[Start of Attachment]

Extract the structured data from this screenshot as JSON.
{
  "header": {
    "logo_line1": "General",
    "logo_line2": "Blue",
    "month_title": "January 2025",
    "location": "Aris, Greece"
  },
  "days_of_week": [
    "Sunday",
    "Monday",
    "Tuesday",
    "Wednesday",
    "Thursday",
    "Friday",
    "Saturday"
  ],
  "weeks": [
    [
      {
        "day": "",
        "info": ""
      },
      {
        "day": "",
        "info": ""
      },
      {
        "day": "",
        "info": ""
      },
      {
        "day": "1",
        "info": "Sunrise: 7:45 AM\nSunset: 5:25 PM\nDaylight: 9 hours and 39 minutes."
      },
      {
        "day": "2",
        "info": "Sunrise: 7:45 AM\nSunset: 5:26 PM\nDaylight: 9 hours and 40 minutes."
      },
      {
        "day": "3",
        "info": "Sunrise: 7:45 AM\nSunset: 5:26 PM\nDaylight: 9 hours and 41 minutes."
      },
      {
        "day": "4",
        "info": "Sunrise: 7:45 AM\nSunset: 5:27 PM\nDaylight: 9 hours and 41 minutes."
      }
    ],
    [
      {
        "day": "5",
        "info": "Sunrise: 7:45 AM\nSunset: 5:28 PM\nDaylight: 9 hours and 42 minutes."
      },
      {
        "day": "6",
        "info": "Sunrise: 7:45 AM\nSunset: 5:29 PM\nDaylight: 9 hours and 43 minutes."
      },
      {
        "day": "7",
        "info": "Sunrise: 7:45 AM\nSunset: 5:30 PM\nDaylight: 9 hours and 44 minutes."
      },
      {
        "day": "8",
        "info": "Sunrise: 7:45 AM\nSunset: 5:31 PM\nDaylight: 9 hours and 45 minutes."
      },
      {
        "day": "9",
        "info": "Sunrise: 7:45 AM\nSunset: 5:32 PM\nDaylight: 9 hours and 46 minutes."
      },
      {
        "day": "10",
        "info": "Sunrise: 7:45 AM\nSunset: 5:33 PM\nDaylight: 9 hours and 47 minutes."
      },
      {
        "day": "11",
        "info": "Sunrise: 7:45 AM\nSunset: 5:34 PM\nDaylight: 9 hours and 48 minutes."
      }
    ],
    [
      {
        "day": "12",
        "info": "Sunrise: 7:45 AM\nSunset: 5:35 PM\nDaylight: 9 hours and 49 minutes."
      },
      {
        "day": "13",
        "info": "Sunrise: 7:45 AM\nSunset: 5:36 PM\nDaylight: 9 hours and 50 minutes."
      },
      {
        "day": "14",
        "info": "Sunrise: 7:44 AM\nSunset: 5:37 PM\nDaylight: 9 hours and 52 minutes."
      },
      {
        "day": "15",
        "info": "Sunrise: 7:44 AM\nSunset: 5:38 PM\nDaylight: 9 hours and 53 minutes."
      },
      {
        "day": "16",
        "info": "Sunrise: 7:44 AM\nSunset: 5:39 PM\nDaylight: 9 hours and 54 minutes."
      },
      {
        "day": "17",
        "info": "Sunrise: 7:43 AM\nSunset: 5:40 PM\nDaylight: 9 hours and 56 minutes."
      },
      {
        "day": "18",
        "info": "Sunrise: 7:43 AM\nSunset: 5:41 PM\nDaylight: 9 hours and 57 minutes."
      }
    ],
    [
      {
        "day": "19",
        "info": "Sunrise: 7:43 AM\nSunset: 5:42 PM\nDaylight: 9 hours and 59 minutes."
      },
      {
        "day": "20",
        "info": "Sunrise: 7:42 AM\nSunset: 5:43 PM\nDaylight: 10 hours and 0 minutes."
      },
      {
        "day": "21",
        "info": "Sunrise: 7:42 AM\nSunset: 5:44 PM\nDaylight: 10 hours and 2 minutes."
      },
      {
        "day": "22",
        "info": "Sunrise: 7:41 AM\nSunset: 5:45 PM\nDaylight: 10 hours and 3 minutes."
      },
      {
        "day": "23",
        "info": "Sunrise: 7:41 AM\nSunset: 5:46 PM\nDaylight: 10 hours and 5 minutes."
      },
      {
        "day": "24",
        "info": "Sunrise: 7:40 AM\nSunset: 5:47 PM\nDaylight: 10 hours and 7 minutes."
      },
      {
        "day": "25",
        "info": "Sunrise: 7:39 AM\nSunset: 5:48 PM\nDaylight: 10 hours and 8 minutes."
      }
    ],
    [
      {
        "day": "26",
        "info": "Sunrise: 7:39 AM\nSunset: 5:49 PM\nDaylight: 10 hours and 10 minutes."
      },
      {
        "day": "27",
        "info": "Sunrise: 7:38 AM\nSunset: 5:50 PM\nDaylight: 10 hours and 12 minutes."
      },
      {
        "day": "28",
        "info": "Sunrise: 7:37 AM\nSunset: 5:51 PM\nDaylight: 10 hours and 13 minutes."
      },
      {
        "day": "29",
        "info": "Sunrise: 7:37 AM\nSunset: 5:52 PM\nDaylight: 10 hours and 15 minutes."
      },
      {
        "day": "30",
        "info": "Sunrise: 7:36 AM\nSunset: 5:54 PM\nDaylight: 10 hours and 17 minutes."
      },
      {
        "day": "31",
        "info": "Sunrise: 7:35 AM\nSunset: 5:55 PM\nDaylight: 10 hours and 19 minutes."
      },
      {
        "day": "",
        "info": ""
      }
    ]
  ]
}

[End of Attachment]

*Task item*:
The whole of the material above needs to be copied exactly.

*Exercise result*:
Extract the structured data from this screenshot as JSON.
{
  "header": {
    "logo_line1": "General",
    "logo_line2": "Blue",
    "month_title": "January 2025",
    "location": "Aris, Greece"
  },
  "days_of_week": [
    "Sunday",
    "Monday",
    "Tuesday",
    "Wednesday",
    "Thursday",
    "Friday",
    "Saturday"
  ],
  "weeks": [
    [
      {
        "day": "",
        "info": ""
      },
      {
        "day": "",
        "info": ""
      },
      {
        "day": "",
        "info": ""
      },
      {
        "day": "1",
        "info": "Sunrise: 7:45 AM\nSunset: 5:25 PM\nDaylight: 9 hours and 39 minutes."
      },
      {
        "day": "2",
        "info": "Sunrise: 7:45 AM\nSunset: 5:26 PM\nDaylight: 9 hours and 40 minutes."
      },
      {
        "day": "3",
        "info": "Sunrise: 7:45 AM\nSunset: 5:26 PM\nDaylight: 9 hours and 41 minutes."
      },
      {
        "day": "4",
        "info": "Sunrise: 7:45 AM\nSunset: 5:27 PM\nDaylight: 9 hours and 41 minutes."
      }
    ],
    [
      {
        "day": "5",
        "info": "Sunrise: 7:45 AM\nSunset: 5:28 PM\nDaylight: 9 hours and 42 minutes."
      },
      {
        "day": "6",
        "info": "Sunrise: 7:45 AM\nSunset: 5:29 PM\nDaylight: 9 hours and 43 minutes."
      },
      {
        "day": "7",
        "info": "Sunrise: 7:45 AM\nSunset: 5:30 PM\nDaylight: 9 hours and 44 minutes."
      },
      {
        "day": "8",
        "info": "Sunrise: 7:45 AM\nSunset: 5:31 PM\nDaylight: 9 hours and 45 minutes."
      },
      {
        "day": "9",
        "info": "Sunrise: 7:45 AM\nSunset: 5:32 PM\nDaylight: 9 hours and 46 minutes."
      },
      {
        "day": "10",
        "info": "Sunrise: 7:45 AM\nSunset: 5:33 PM\nDaylight: 9 hours and 47 minutes."
      },
      {
        "day": "11",
        "info": "Sunrise: 7:45 AM\nSunset: 5:34 PM\nDaylight: 9 hours and 48 minutes."
      }
    ],
    [
      {
        "day": "12",
        "info": "Sunrise: 7:45 AM\nSunset: 5:35 PM\nDaylight: 9 hours and 49 minutes."
      },
      {
        "day": "13",
        "info": "Sunrise: 7:45 AM\nSunset: 5:36 PM\nDaylight: 9 hours and 50 minutes."
      },
      {
        "day": "14",
        "info": "Sunrise: 7:44 AM\nSunset: 5:37 PM\nDaylight: 9 hours and 52 minutes."
      },
      {
        "day": "15",
        "info": "Sunrise: 7:44 AM\nSunset: 5:38 PM\nDaylight: 9 hours and 53 minutes."
      },
      {
        "day": "16",
        "info": "Sunrise: 7:44 AM\nSunset: 5:39 PM\nDaylight: 9 hours and 54 minutes."
      },
      {
        "day": "17",
        "info": "Sunrise: 7:43 AM\nSunset: 5:40 PM\nDaylight: 9 hours and 56 minutes."
      },
      {
        "day": "18",
        "info": "Sunrise: 7:43 AM\nSunset: 5:41 PM\nDaylight: 9 hours and 57 minutes."
      }
    ],
    [
      {
        "day": "19",
        "info": "Sunrise: 7:43 AM\nSunset: 5:42 PM\nDaylight: 9 hours and 59 minutes."
      },
      {
        "day": "20",
        "info": "Sunrise: 7:42 AM\nSunset: 5:43 PM\nDaylight: 10 hours and 0 minutes."
      },
      {
        "day": "21",
        "info": "Sunrise: 7:42 AM\nSunset: 5:44 PM\nDaylight: 10 hours and 2 minutes."
      },
      {
        "day": "22",
        "info": "Sunrise: 7:41 AM\nSunset: 5:45 PM\nDaylight: 10 hours and 3 minutes."
      },
      {
        "day": "23",
        "info": "Sunrise: 7:41 AM\nSunset: 5:46 PM\nDaylight: 10 hours and 5 minutes."
      },
      {
        "day": "24",
        "info": "Sunrise: 7:40 AM\nSunset: 5:47 PM\nDaylight: 10 hours and 7 minutes."
      },
      {
        "day": "25",
        "info": "Sunrise: 7:39 AM\nSunset: 5:48 PM\nDaylight: 10 hours and 8 minutes."
      }
    ],
    [
      {
        "day": "26",
        "info": "Sunrise: 7:39 AM\nSunset: 5:49 PM\nDaylight: 10 hours and 10 minutes."
      },
      {
        "day": "27",
        "info": "Sunrise: 7:38 AM\nSunset: 5:50 PM\nDaylight: 10 hours and 12 minutes."
      },
      {
        "day": "28",
        "info": "Sunrise: 7:37 AM\nSunset: 5:51 PM\nDaylight: 10 hours and 13 minutes."
      },
      {
        "day": "29",
        "info": "Sunrise: 7:37 AM\nSunset: 5:52 PM\nDaylight: 10 hours and 15 minutes."
      },
      {
        "day": "30",
        "info": "Sunrise: 7:36 AM\nSunset: 5:54 PM\nDaylight: 10 hours and 17 minutes."
      },
      {
        "day": "31",
        "info": "Sunrise: 7:35 AM\nSunset: 5:55 PM\nDaylight: 10 hours and 19 minutes."
      },
      {
        "day": "",
        "info": ""
      }
    ]
  ]
}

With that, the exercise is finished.